■ **Extracted entries**
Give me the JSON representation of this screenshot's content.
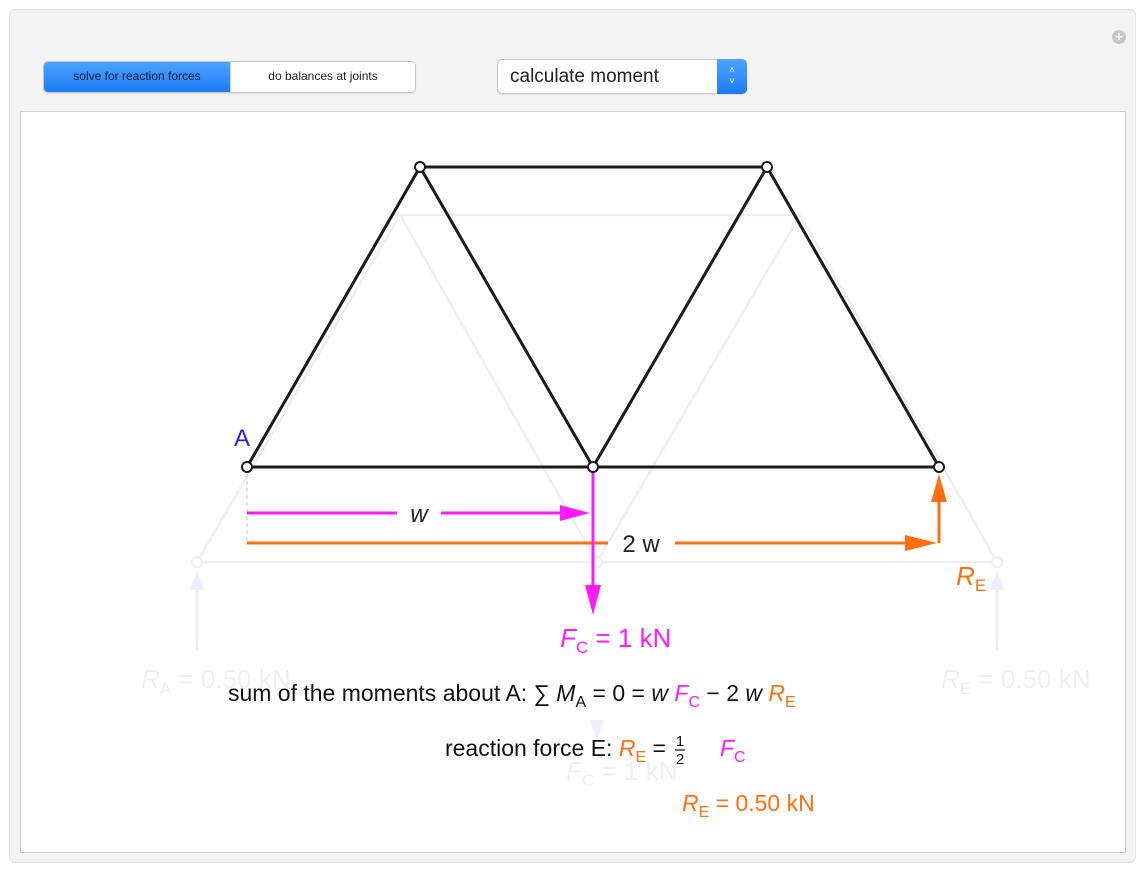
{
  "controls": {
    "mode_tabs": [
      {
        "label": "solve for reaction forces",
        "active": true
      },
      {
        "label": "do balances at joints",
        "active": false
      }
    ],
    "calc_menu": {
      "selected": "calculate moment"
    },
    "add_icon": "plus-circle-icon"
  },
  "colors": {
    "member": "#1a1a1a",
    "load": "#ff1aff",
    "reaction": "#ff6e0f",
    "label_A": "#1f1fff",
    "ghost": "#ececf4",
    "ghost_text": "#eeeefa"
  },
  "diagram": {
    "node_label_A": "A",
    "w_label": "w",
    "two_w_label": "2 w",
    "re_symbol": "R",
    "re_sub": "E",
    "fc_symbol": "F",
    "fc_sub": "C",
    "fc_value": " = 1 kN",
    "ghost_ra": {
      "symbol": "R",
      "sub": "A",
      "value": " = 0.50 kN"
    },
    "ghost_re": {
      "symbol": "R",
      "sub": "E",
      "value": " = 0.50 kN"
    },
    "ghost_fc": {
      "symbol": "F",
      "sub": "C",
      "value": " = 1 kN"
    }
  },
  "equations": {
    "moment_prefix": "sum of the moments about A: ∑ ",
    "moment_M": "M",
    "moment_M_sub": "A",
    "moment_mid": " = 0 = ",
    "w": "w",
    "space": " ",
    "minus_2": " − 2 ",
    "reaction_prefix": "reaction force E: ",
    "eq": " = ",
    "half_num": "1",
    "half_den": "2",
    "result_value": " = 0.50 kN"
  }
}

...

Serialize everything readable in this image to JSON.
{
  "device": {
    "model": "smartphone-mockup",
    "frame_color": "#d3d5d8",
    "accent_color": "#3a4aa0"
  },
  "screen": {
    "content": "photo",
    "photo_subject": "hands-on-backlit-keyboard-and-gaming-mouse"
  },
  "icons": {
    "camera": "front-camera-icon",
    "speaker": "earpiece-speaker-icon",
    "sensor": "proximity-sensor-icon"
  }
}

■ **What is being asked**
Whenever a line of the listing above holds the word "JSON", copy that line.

■ **Task answer**
Give me the JSON representation of this screenshot's content.
Serialize everything readable in this image to JSON.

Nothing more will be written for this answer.